All lines below containing "println" are to be listed.

-- Opening Marker --

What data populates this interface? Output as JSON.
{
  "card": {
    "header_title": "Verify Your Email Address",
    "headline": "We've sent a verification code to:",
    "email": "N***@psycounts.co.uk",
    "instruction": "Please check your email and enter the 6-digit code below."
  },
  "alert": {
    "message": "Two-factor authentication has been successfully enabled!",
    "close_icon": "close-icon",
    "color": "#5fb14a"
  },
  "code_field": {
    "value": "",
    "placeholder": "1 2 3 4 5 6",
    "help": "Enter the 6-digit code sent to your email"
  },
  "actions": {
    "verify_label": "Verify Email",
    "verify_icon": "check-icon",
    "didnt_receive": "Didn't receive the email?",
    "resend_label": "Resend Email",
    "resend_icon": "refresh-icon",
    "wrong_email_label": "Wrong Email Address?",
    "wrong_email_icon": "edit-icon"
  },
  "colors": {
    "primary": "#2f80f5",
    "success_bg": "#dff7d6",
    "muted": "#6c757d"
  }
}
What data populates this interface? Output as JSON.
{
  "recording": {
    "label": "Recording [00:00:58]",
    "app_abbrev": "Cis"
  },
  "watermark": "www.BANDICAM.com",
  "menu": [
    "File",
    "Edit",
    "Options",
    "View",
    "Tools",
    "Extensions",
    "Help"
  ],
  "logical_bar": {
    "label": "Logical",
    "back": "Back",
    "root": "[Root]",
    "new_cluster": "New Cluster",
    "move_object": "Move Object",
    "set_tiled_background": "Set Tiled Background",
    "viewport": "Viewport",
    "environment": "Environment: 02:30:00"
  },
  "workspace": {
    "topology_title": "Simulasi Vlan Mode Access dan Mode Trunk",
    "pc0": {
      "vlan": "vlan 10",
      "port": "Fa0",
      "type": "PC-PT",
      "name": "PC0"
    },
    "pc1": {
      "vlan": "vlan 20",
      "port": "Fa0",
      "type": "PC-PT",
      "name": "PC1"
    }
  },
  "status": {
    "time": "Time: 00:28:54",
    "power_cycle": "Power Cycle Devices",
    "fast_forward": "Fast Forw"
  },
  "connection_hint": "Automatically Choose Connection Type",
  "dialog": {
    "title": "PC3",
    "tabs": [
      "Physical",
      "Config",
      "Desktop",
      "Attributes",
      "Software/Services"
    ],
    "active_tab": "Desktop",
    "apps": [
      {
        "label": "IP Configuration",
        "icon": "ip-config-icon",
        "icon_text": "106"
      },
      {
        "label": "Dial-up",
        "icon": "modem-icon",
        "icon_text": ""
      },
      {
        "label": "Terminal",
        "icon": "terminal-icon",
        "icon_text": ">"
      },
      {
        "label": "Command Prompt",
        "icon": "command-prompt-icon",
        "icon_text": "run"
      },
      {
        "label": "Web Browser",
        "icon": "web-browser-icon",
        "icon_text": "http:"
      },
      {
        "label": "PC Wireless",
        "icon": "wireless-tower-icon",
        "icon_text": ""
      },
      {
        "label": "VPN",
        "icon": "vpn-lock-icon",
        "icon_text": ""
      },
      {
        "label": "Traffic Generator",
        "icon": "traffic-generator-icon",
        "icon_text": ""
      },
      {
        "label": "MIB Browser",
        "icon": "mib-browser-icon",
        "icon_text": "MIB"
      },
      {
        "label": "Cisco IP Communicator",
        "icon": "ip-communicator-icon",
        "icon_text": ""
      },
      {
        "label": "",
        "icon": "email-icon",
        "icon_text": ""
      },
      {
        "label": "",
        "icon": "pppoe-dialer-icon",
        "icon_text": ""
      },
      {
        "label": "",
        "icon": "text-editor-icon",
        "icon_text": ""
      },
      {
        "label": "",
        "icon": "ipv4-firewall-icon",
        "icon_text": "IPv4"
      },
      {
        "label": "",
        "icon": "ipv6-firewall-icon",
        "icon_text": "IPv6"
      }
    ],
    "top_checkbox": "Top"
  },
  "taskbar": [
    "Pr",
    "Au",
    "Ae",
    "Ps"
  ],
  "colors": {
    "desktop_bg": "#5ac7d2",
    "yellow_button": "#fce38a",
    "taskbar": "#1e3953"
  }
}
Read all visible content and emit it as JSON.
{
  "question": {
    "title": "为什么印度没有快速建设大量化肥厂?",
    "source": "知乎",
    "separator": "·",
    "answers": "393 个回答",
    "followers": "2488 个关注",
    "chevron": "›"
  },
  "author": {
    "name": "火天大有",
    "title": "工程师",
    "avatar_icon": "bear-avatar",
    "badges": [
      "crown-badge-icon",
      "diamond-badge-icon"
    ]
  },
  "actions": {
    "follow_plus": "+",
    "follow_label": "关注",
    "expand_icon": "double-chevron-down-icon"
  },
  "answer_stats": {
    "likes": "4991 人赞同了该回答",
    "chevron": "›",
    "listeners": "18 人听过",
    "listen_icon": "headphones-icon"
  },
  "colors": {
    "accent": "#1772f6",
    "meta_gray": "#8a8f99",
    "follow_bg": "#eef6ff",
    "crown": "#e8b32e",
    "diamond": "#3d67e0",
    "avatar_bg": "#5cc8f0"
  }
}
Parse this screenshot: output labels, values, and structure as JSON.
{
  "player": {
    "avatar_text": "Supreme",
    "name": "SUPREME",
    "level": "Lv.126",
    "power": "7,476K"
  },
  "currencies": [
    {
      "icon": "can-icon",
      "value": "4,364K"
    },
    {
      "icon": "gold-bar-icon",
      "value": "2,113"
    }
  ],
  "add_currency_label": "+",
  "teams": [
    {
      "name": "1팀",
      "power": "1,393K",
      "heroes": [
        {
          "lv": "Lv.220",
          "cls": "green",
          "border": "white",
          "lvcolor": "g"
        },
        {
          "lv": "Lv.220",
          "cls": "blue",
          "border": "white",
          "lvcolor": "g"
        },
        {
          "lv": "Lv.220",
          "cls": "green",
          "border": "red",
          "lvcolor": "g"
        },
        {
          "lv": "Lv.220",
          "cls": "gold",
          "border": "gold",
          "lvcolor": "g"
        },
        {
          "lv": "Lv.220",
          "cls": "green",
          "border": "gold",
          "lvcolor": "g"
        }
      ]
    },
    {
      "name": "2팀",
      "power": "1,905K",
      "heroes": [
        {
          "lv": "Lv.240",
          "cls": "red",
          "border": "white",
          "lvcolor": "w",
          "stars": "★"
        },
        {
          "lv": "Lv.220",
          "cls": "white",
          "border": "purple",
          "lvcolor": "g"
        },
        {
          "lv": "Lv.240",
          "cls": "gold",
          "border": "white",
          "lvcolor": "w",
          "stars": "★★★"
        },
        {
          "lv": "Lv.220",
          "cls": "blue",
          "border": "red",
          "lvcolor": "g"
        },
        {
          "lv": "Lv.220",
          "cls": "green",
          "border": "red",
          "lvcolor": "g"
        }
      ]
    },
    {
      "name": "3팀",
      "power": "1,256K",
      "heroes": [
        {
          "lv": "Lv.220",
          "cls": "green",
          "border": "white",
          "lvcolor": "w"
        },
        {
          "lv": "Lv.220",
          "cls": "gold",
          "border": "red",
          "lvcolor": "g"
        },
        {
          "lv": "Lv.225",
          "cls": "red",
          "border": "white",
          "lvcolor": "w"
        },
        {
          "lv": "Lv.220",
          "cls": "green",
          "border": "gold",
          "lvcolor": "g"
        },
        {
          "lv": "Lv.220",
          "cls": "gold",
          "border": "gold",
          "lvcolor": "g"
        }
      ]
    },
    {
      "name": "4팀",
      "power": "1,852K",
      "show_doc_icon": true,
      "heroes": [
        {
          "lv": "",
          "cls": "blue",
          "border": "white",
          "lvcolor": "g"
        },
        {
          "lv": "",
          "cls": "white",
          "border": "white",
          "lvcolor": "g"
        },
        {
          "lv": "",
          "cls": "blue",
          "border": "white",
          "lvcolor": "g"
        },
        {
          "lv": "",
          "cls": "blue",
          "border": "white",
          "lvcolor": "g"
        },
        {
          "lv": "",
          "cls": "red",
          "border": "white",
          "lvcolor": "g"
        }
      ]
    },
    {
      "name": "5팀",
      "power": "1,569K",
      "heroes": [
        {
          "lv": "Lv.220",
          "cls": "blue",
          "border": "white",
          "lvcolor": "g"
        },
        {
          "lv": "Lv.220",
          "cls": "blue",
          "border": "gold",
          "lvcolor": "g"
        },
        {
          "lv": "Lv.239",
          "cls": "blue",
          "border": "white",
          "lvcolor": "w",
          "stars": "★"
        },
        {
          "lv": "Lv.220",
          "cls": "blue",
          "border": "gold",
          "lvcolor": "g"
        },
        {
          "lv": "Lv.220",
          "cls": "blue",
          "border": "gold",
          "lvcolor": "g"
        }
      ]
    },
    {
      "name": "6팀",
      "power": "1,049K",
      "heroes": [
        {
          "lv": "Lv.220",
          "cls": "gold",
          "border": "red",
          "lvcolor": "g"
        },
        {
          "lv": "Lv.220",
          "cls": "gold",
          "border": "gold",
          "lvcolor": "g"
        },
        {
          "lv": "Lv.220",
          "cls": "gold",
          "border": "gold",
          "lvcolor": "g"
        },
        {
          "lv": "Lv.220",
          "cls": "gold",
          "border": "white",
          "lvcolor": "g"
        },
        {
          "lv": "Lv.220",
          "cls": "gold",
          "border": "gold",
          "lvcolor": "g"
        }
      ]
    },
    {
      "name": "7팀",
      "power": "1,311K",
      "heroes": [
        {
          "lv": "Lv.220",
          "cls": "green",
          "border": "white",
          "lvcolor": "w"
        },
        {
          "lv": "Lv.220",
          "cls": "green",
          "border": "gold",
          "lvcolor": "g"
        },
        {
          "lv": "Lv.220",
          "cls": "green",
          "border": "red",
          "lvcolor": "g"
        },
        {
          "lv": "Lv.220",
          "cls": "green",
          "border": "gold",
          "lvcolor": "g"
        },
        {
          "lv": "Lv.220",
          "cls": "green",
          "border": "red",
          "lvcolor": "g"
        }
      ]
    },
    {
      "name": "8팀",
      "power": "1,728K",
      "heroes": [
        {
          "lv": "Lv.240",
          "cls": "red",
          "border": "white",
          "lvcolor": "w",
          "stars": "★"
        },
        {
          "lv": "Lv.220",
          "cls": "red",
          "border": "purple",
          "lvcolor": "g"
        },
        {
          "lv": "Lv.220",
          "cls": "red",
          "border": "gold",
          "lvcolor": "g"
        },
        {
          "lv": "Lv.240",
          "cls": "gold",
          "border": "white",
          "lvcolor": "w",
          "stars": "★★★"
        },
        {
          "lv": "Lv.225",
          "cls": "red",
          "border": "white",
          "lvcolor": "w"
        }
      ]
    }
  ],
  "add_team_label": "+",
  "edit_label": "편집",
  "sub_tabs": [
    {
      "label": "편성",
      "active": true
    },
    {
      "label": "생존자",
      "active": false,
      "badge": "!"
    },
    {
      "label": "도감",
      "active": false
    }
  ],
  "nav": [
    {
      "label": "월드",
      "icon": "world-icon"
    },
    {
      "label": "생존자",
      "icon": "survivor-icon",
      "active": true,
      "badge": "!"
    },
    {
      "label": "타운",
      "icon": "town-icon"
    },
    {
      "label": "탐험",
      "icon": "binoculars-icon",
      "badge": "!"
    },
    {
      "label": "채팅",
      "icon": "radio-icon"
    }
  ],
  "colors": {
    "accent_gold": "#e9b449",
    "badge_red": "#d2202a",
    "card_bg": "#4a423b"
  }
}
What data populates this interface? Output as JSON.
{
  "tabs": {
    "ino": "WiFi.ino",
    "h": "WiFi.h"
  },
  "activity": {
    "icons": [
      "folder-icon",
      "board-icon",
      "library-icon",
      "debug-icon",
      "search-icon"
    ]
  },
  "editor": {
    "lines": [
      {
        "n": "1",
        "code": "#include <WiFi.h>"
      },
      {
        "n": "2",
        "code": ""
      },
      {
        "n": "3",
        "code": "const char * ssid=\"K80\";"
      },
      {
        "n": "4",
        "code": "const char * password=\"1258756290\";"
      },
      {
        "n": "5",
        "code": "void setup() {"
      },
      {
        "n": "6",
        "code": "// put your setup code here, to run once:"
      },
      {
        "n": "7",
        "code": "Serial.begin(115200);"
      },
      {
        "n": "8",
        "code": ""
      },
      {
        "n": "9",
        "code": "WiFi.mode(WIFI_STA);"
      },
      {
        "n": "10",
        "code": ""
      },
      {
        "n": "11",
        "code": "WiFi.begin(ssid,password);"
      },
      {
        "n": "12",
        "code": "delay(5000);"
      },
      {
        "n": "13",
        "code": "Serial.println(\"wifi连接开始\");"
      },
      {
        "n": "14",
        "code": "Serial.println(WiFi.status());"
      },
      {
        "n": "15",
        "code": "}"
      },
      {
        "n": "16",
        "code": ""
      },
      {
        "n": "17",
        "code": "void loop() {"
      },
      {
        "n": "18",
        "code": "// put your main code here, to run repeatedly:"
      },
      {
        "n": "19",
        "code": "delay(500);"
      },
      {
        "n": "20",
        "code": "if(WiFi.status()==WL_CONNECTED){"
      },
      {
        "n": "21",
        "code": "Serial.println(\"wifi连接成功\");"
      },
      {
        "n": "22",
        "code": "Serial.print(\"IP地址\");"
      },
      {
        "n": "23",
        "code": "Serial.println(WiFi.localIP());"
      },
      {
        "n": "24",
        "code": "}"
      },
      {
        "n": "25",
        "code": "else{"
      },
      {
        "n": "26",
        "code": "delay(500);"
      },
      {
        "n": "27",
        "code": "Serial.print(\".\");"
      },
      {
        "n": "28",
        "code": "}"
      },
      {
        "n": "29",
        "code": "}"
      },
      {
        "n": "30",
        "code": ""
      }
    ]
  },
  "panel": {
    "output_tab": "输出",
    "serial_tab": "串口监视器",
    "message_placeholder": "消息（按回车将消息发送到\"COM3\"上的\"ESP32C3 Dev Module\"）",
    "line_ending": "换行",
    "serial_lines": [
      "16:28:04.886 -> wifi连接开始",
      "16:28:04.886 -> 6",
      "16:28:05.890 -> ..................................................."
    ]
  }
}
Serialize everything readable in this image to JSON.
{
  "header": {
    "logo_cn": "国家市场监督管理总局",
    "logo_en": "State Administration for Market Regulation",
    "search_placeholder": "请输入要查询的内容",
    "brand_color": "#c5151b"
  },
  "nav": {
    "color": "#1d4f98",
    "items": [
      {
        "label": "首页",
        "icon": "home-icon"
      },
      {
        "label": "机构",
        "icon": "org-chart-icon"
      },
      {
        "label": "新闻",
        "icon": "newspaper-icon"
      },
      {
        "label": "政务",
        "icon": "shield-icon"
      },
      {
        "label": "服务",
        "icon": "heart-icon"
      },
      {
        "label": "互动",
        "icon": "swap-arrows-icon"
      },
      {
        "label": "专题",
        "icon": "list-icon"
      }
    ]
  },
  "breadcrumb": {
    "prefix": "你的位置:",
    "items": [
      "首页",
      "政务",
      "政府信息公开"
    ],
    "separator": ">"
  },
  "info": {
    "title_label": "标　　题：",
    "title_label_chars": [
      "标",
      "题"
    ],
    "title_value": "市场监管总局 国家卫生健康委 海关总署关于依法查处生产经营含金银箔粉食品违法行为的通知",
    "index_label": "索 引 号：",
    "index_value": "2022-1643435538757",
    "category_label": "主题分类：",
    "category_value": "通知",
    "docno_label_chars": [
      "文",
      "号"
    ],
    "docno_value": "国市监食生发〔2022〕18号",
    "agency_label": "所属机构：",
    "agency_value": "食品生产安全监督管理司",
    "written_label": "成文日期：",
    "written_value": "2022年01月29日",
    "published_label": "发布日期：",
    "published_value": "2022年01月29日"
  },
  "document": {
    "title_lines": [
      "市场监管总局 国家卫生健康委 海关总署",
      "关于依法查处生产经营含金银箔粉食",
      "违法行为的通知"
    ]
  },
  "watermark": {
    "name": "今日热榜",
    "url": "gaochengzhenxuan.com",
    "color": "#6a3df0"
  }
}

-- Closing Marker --

## ANSWER BOX
        "code": "Serial.println(\"wifi连接开始\");"
        "code": "Serial.println(WiFi.status());"
        "code": "Serial.println(\"wifi连接成功\");"
        "code": "Serial.println(WiFi.localIP());"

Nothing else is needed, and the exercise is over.